No tech company has internalized this message better than Amazon.com. In setting up a continent-wide competition for its second headquarters—even sturdy Toronto is in the mix!—the company created the greatest anticipatory business beauty pageant since, well, a certain real estate and licensing huckster created a phenomenally successful phony business TV show. (Long before there was fake news there was fake business.)
Amazon is about to crank up the anticipation. The Wall Street Journal reported Monday the company plans to choose two, not one, new headquarters cities. And the two are most likely Crystal City in Arlington, Va., near Washington D.C. and Long Island City in Queens, New York, the New York Times reports. Some will quibble that two new 25,000-person offices are what’s known as regional outposts, not a headquarters. After all, Amazon already has warehouses around the country. It also has significant offices in Northern California, both in San Francisco and in Silicon Valley, where its Kindle devices were born.
The Amazon announcement is expected any day, though it’d be shocking if it tried to compete with Election Day. (Sharing the news cycle is not good television.) It is to the company’s credit that it has gotten multiple municipalities to prostrate themselves at Amazon’s job-giving feet. They’ve offered billions in tax cuts and other ways to sweeten the pot.
There’s a big difference between the Amazon (AMZN) competition and reality TV, of course. Its business is real, and the stakes for its employees are high.
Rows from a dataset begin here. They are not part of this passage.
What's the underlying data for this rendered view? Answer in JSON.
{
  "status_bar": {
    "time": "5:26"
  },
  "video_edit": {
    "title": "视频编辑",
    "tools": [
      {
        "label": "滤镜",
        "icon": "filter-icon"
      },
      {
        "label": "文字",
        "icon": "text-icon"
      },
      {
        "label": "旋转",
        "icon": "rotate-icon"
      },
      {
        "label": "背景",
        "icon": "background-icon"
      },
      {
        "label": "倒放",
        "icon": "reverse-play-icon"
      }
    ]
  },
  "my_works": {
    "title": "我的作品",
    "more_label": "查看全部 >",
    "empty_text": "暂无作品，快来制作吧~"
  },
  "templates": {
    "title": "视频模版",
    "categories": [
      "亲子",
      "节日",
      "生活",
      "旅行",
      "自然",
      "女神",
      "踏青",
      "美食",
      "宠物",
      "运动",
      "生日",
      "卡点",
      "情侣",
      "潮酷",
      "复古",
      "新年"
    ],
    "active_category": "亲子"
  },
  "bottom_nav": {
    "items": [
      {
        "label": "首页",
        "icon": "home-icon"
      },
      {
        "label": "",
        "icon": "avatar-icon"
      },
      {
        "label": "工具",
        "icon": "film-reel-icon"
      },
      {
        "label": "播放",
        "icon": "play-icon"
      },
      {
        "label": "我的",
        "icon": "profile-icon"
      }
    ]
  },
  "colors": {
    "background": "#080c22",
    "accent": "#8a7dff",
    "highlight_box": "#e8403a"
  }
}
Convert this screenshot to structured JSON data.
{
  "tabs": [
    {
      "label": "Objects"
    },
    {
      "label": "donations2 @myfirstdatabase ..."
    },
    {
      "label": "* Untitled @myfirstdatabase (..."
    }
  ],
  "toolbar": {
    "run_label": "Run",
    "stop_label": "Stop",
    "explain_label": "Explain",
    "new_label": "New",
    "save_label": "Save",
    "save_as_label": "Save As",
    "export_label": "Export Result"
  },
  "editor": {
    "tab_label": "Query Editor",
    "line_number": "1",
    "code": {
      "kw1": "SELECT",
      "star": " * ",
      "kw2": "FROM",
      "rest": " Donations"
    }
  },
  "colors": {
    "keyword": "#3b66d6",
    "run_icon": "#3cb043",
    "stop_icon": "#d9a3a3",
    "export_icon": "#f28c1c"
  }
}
No phony projects or artificial contests here.
And oh, the suspense.
Tech executives figure prominently at Fortune’s MPW International Summit Montreal today. These include WP Engine’s Heather Brunner, Barbara Humpton of Siemens USA, IBM’s Ranit Aharonov, and Caroline Louveaux of Mastercard. Follow the event at Fortune.com.